Mostly, Unknown Kent and Sussex aims to bring interesting places, events and people to our readers’ (yes, there is more than one of you) attention, but it’s a joy to us writers when we’re the ones being introduced to somewhere previously unknown to us. This is what happened last week when I was collected mid-morning by my friend , Michel, with the intention of a good old natter over a coffee.
We headed south down the A22, turning right off at Lower Dicker down Coldharbour Road (the road where Metamorphosis Interiors occupies the corner site). Not too far along that road we reached the village of Upper Dicker. Well, I say “village” but it’s just a collection of houses either side of the road passing through, but it does have a cricket club, a pub and a church, plus a well-kept village green. It was here that we turned left into the car park signposted to the Village Shop. Said shop was facing us at the end of this lane that ran alongside the afore-mentioned village green.
Well, I say “shop” but this establishment was more – much, much more. What a find!
Stepping inside felt like being transported back in time. It’s an understandable feeling when you consider that the shop has been in existence since the 1840s. During that time it’s housed a dairy, bakery, butcher and hardware store as well as serving as the local post office for 150 years, although sadly no longer following government cuts.
These days, you can purchase a selection of locally produced foodstuffs such as honey, wine, gin and cakes. In the centre of the room there’s a large wooden table displaying a fine array of fresh vegetables. Select your own and purchase by the bag, just as we used to. There’s not a cellophane wrapper in sight.
I should qualify what I mean by going back in time. It’s the ambiance. You’ll have to ignore the large fridge with its mouth-watering selection of cold drinks, and the coffee and hot choccie-making machinery behind the counter.
Within that counter, behind its glass barrier, you’ll face the dilemma of having to decide which of the home-made snacks to sample. Michel and I both chose a sweet potato dosa with a crumbly outer casing along with an organic apple juice from the fridge. We took a tray and walked across to the village green where there are inviting tables and benches. Although the green doesn’t belong to the shop and is available for anyone to enjoy, everyone there appeared to be tucking into produce from the café.
We sat beneath an olive tree admiring the roses surrounding the green as they were in late September bloom.
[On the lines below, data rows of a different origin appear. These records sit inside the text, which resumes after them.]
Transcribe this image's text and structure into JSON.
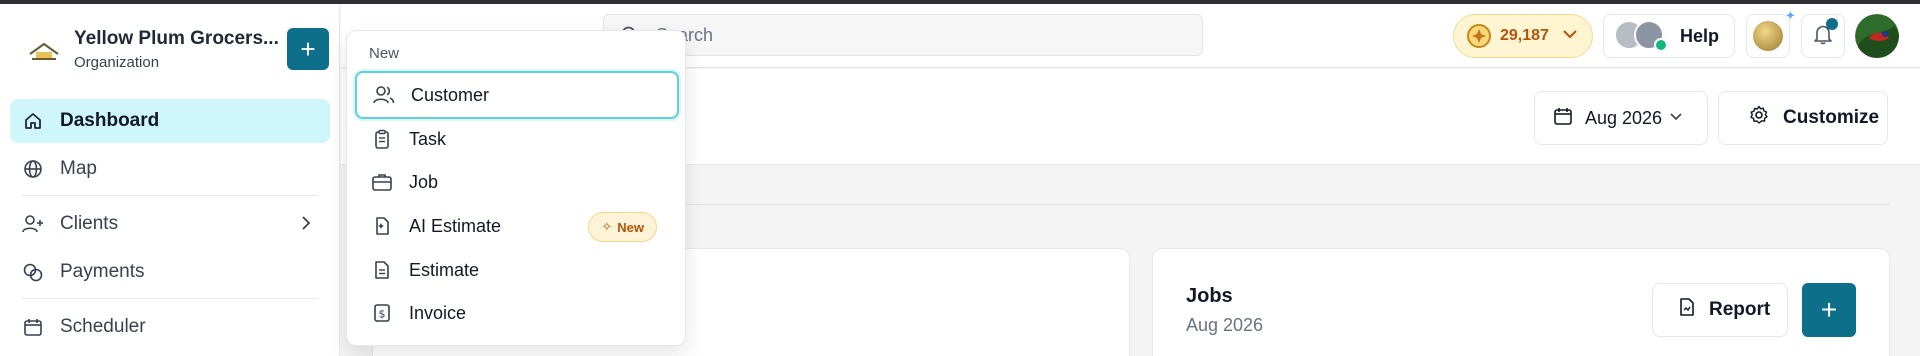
{
  "org": {
    "name": "Yellow Plum Grocers...",
    "subtitle": "Organization"
  },
  "sidebar": {
    "items": [
      {
        "label": "Dashboard",
        "icon": "home-icon",
        "active": true
      },
      {
        "label": "Map",
        "icon": "globe-icon"
      },
      {
        "label": "Clients",
        "icon": "user-plus-icon",
        "expandable": true
      },
      {
        "label": "Payments",
        "icon": "coins-icon"
      },
      {
        "label": "Scheduler",
        "icon": "calendar-icon"
      }
    ]
  },
  "topbar": {
    "search_placeholder": "Search",
    "coins_value": "29,187",
    "help_label": "Help"
  },
  "header": {
    "date_label": "Aug 2026",
    "customize_label": "Customize"
  },
  "jobs_card": {
    "title": "Jobs",
    "subtitle": "Aug 2026",
    "report_label": "Report"
  },
  "new_menu": {
    "title": "New",
    "items": [
      {
        "label": "Customer",
        "icon": "users-icon",
        "focused": true
      },
      {
        "label": "Task",
        "icon": "clipboard-icon"
      },
      {
        "label": "Job",
        "icon": "briefcase-icon"
      },
      {
        "label": "AI Estimate",
        "icon": "ai-estimate-icon",
        "badge": "New"
      },
      {
        "label": "Estimate",
        "icon": "document-list-icon"
      },
      {
        "label": "Invoice",
        "icon": "invoice-icon"
      }
    ]
  },
  "colors": {
    "brand": "#0e6f8a",
    "active_nav": "#cff7fb",
    "coins_bg": "#fdf4d2",
    "coins_text": "#b45309",
    "focus_ring": "#5fd0dc"
  }
}
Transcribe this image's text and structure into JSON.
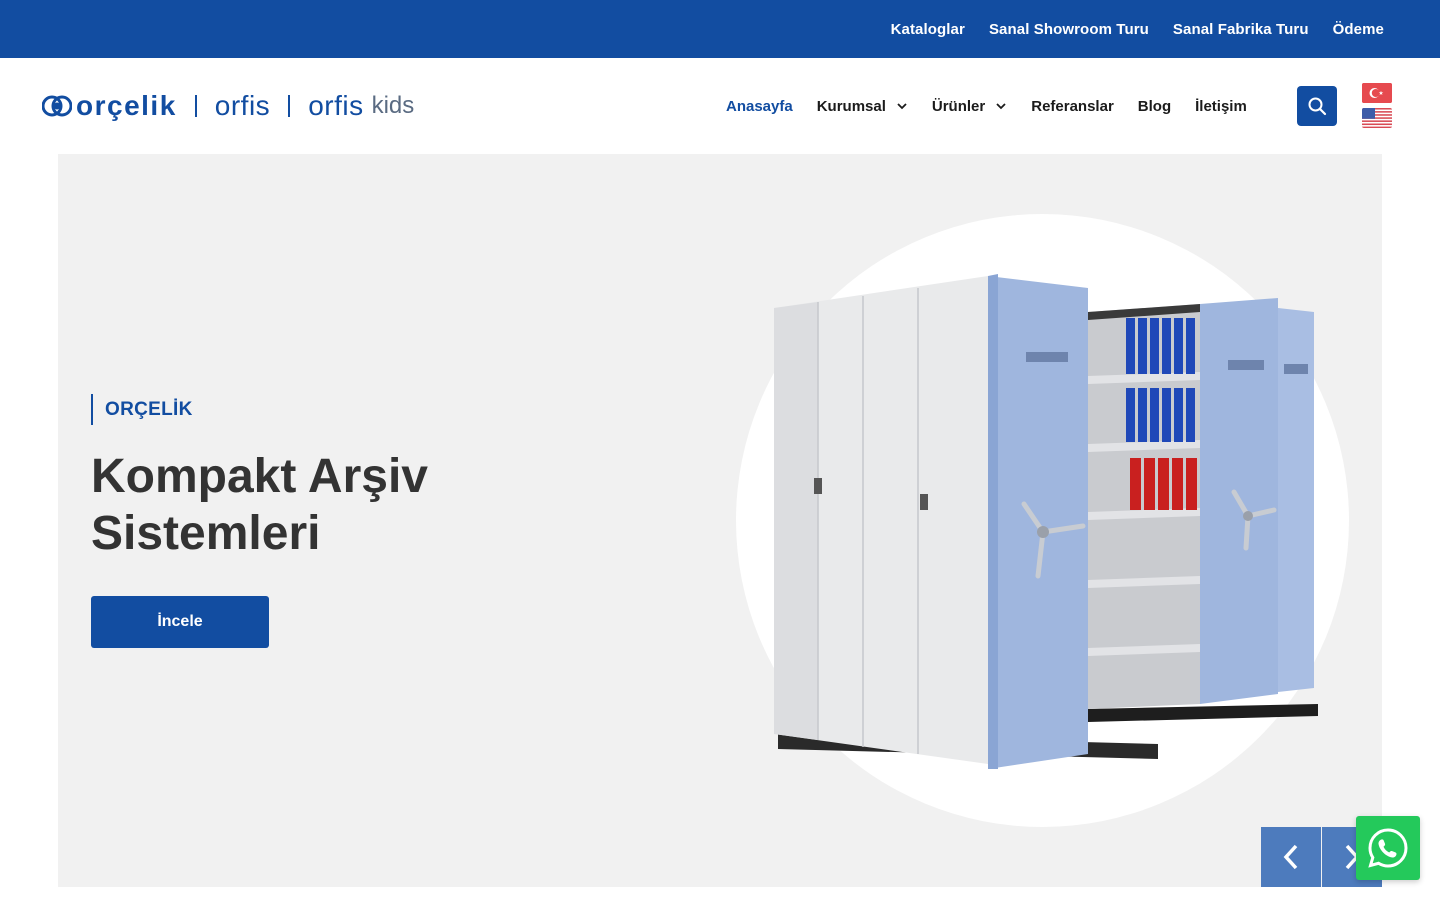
{
  "topbar": {
    "links": [
      "Kataloglar",
      "Sanal Showroom Turu",
      "Sanal Fabrika Turu",
      "Ödeme"
    ]
  },
  "header": {
    "logo": {
      "brand": "orçelik",
      "sub1": "orfis",
      "sub2": "orfis",
      "sub2_suffix": "kids"
    },
    "nav": {
      "home": "Anasayfa",
      "corporate": "Kurumsal",
      "products": "Ürünler",
      "references": "Referanslar",
      "blog": "Blog",
      "contact": "İletişim"
    },
    "languages": [
      "tr",
      "en-us"
    ]
  },
  "hero": {
    "tag": "ORÇELİK",
    "title": "Kompakt Arşiv Sistemleri",
    "cta": "İncele"
  },
  "colors": {
    "brand_blue": "#124da1",
    "hero_bg": "#f1f1f1",
    "slider_btn": "#4d7bbd",
    "whatsapp": "#24c95b"
  },
  "icons": {
    "search": "search-icon",
    "prev": "chevron-left-icon",
    "next": "chevron-right-icon",
    "whatsapp": "whatsapp-icon",
    "dropdown": "chevron-down-icon"
  }
}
I took a photo of the village sign and noticed a ‘For Sale’ sign pertaining to the shop. Naturally, this had to be investigated further, so we headed back indoors for a coffee and a chat with the two very friendly characters behind the counter.
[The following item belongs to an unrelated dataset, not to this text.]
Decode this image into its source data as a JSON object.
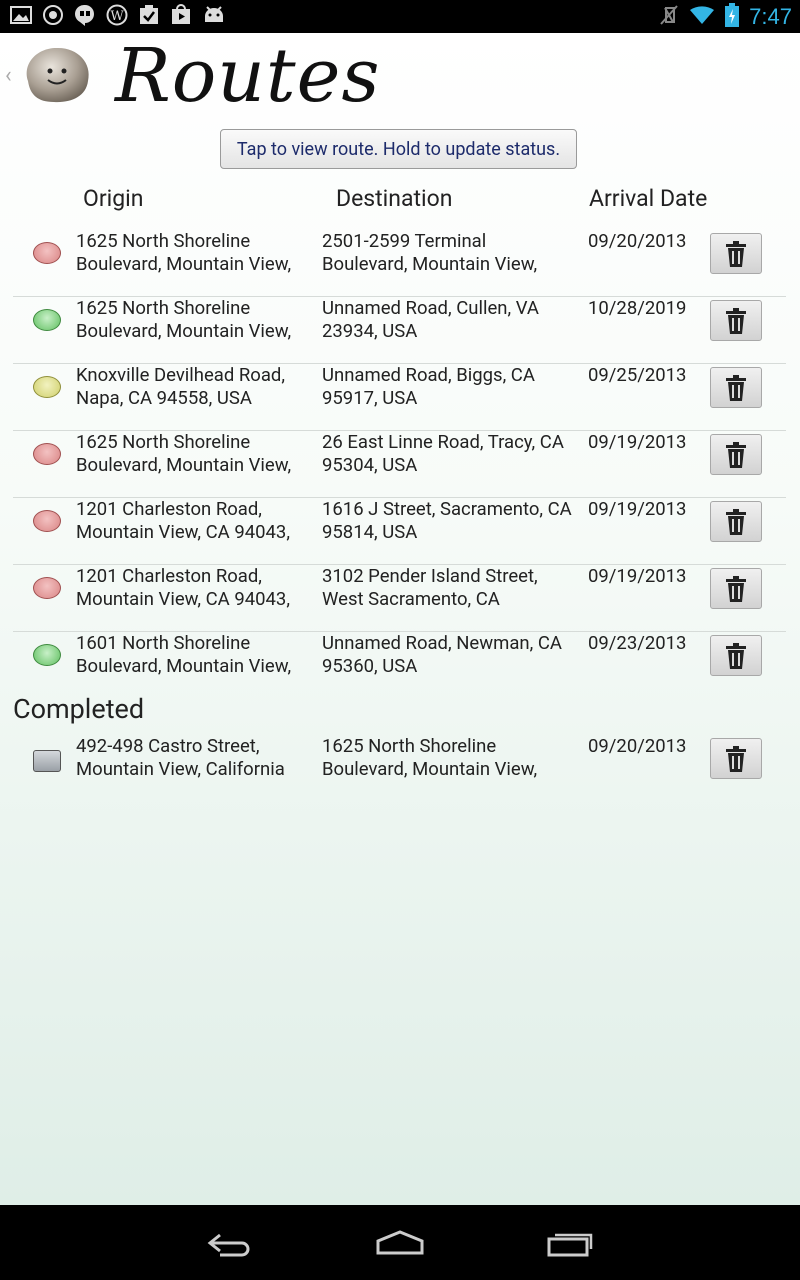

Let me introduce Mikey Thacker and Dan Bradley – servers and comedians (well, if not the latter, they should be). These guys and their customer interaction added greatly to the enjoyment of our visit. Dan told us that the current owners bought the place in 2007 and had decided to sell to dedicate more time to their young family. Fair enough, and I’m sure whoever buys it will want to keep it running as it is now. Presumably, they’ll live on-site in the three-bedroom accommodation upstairs and enjoy the gorgeous private garden out the back.
Over a deliciously chocolatey hot chocolate (I do detest when places serve watery brown stuff) my friend and I started considering all the other things that could be done within the café. It’s currently only open until 5pm, but it would make a terrific setting for intimate evening music events, especially as the premises are licensed. In addition to the historical photos around the walls, perhaps it could act as a gallery for the many artists in the area. It would also make for a wonderful, quirky wedding venue if the rear garden were opened up to the guests on a nice day.
I should mention that in addition to the snacks and cakes available on the counter, there’s a full menu from which to choose. For breakfast, you could enjoy a traditional fry-up. There are many combinations available or you could build your own by selecting from the individual breakfast items on offer, including vegan and veggie options. The lunch menu includes soups, burgers, salads, sandwiches and toasties. The majority of the ingredients used are from local suppliers such as Windmills Bakery and Downsview Dairy. Some cordials are made in house using foraged berries.
Customers were extremely varied. There were some older patrons, young Mums with toddlers and a couple of workmen in hi-vis jackets. We saw a few pupils from Bede’s Senior School just along the road. What a fabulous “tuck shop” to have. Well-behaved dogs are allowed in, too.
Apparently, they really go to town pre-Christmas and I’m certain the place is pretty magical. It already has the Dickensian quality to build upon. Although it’s closed between Christmas and New Year as well as bank holidays, if you get along before the big day you could pick up some unusual Sussex-made gifts. There’s a wall display of the most fabulously-scented toiletries available for sale.
Make sure you ask for a Loyalty Card since I’m sure when you’ve been here once, you’ll “do an Arnie” and be back! I can’t wait to take Hub along for a slap-up brekkie so he can discover the place in the time-honoured way, by word of mouth. Pay a visit, and take someone else. They’ll thank you for it.
Opening hours: Mon-Fri, 8.30-5 – Sat, 9-3 – Sun – CLOSED
The Village Shop, Coldharbour Road, Upper Dicker, East Sussex, BN27 3QE